» Data supplied:
========

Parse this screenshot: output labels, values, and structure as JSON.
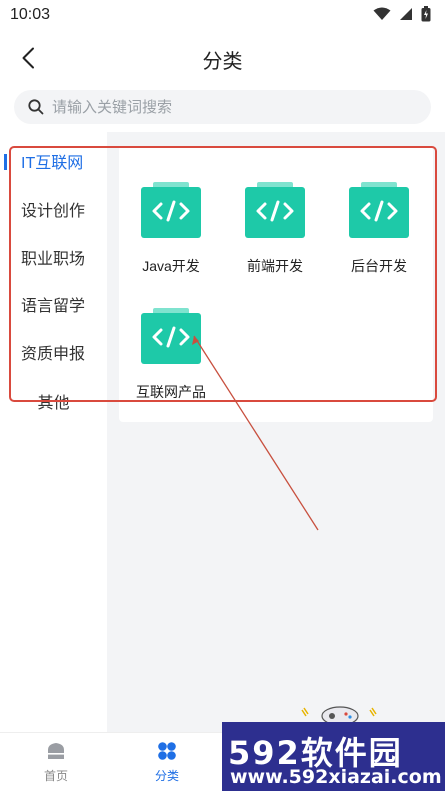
{
  "status_bar": {
    "time": "10:03"
  },
  "header": {
    "title": "分类"
  },
  "search": {
    "placeholder": "请输入关键词搜索"
  },
  "sidebar": {
    "items": [
      {
        "label": "IT互联网",
        "active": true
      },
      {
        "label": "设计创作"
      },
      {
        "label": "职业职场"
      },
      {
        "label": "语言留学"
      },
      {
        "label": "资质申报"
      },
      {
        "label": "其他"
      }
    ]
  },
  "categories": [
    {
      "label": "Java开发",
      "icon": "code-folder-icon"
    },
    {
      "label": "前端开发",
      "icon": "code-folder-icon"
    },
    {
      "label": "后台开发",
      "icon": "code-folder-icon"
    },
    {
      "label": "互联网产品",
      "icon": "code-folder-icon"
    }
  ],
  "tabbar": {
    "tabs": [
      {
        "label": "首页",
        "icon": "home-icon"
      },
      {
        "label": "分类",
        "icon": "category-icon",
        "active": true
      }
    ]
  },
  "watermark": {
    "title": "592软件园",
    "url": "www.592xiazai.com"
  },
  "colors": {
    "accent": "#1f6fe5",
    "icon_teal": "#1ec9a8",
    "highlight": "#d94a3e",
    "watermark_bg": "#2d2f8f"
  }
}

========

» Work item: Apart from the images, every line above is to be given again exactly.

» Expected answer:
Parse this screenshot: output labels, values, and structure as JSON.
{
  "status_bar": {
    "time": "10:03"
  },
  "header": {
    "title": "分类"
  },
  "search": {
    "placeholder": "请输入关键词搜索"
  },
  "sidebar": {
    "items": [
      {
        "label": "IT互联网",
        "active": true
      },
      {
        "label": "设计创作"
      },
      {
        "label": "职业职场"
      },
      {
        "label": "语言留学"
      },
      {
        "label": "资质申报"
      },
      {
        "label": "其他"
      }
    ]
  },
  "categories": [
    {
      "label": "Java开发",
      "icon": "code-folder-icon"
    },
    {
      "label": "前端开发",
      "icon": "code-folder-icon"
    },
    {
      "label": "后台开发",
      "icon": "code-folder-icon"
    },
    {
      "label": "互联网产品",
      "icon": "code-folder-icon"
    }
  ],
  "tabbar": {
    "tabs": [
      {
        "label": "首页",
        "icon": "home-icon"
      },
      {
        "label": "分类",
        "icon": "category-icon",
        "active": true
      }
    ]
  },
  "watermark": {
    "title": "592软件园",
    "url": "www.592xiazai.com"
  },
  "colors": {
    "accent": "#1f6fe5",
    "icon_teal": "#1ec9a8",
    "highlight": "#d94a3e",
    "watermark_bg": "#2d2f8f"
  }
}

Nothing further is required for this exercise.